Reducing Waste

A rechargeable battery can be recharged up to a thousand times before it no longer holds a charge and must be disposed of. Different rechargeable batteries vary in capacity and longevity, but even at the low end of performance, you can expect one to act as the equivalent of 100 single-use batteries. At the higher end of performance, one battery might do the work of 500 to 1000 traditional alkaline batteries.

A study by the State of California found that about 4 billion single-use batteries are shipped to the U.S. each year. If Americans switched to rechargeable batteries for most applications, we could keep billions of batteries from needing to be mined, manufactured, and recycled each year.

Saving Money

Considering batteries are in everything from clocks to your wireless computer mouse to the TV remote, it will not take long for your pocketbook to start reaping the benefits. A rechargeable battery can pay for itself in about six recharges — even factoring in the added cost of a wall charger.

According to the New York Times, the average U.S. household uses about 47 batteries a year. By switching to rechargeable batteries, as few as 4 batteries, charged once a month, and you wouldn’t need to buy any additional batteries for years.

Keep in mind that rechargeable batteries are generally not a good idea for emergency items, such as smoke detectors which generally relay on a single-use batteries discharge rate to alert you when it’s time to replace batteries. Consult your owner’s manual to find out what batteries you should use. In addition, rechargeable batteries do not always hold a charge as long as single-use, alkaline batteries when sitting around unused. So they are also to be avoided for emergency preparedness kits.

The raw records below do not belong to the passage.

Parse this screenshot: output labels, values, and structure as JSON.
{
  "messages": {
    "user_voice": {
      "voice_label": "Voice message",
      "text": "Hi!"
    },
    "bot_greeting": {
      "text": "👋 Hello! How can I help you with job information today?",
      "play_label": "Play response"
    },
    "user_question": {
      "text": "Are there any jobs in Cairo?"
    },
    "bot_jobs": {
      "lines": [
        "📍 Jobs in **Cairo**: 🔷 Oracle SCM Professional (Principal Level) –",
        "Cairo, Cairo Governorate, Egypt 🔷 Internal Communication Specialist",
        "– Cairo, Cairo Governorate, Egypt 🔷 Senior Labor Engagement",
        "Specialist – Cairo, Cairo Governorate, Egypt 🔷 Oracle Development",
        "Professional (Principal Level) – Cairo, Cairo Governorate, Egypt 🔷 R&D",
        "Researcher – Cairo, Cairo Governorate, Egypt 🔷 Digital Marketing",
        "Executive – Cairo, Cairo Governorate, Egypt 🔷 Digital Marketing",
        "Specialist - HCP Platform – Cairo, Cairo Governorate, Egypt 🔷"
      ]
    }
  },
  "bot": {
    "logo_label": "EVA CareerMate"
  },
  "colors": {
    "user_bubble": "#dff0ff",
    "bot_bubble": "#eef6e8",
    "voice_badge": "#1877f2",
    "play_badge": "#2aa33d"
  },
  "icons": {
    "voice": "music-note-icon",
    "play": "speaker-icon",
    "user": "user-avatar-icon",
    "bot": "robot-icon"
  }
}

No matter what batteries you end up using, remember to dispose of them safely by checking our Recycling Guide for the latest instructions.

Never dispose of batteries in the garbage or recycling where they can start dangerous fires.

Low Waste Alternatives to Traditional Wrapping Paper

Present wrapped in plain brown paper

Giving and receiving gifts can be a joyful experience, but the wrapping paper waste it creates can be a bit off-putting. When it’s just one present, it is easy to simply toss the paper away and move along. But after a holiday, party or shower, the waste is difficult to ignore.

According to Earth911, 4.6 million pounds of wrapping paper is produced annually in the US alone. Approximately half of that – 2.3 million pounds – makes its way to landfills. That is the equivalent of tossing out 10 Boeing 757 airliners each year.

Wrapping paper can’t easily be recycled because it’s a combination of paper fiber and non-paper materials laminated together. This also means that traditional wrapping paper is not biodegradable. The good news is there are many inexpensive and sustainable alternatives to wrapping paper.

Here are a few sustainable wrapping paper alternatives:


  • Newspaper secured with twine* (pro tip: try using the comic section)
  • Paper bags with a piece of nature, such as, a pine sprig or leaf attached*
  • Cardboard boxes tied with decorative string*

*Remove any non-recyclable material before recycling


  • Old fabric with a decorative print or interesting color (try tying it in a Japanese Furoshiki style)
  • DIY reusable fabric bags (Don’t sew? Find ready-made ones on online marketplaces such as Etsy!)

Still have some old wrapping paper?

If you still have traditional wrapping paper or gift bags hanging around, use and reuse it as many times as possible before tossing it in the garbage.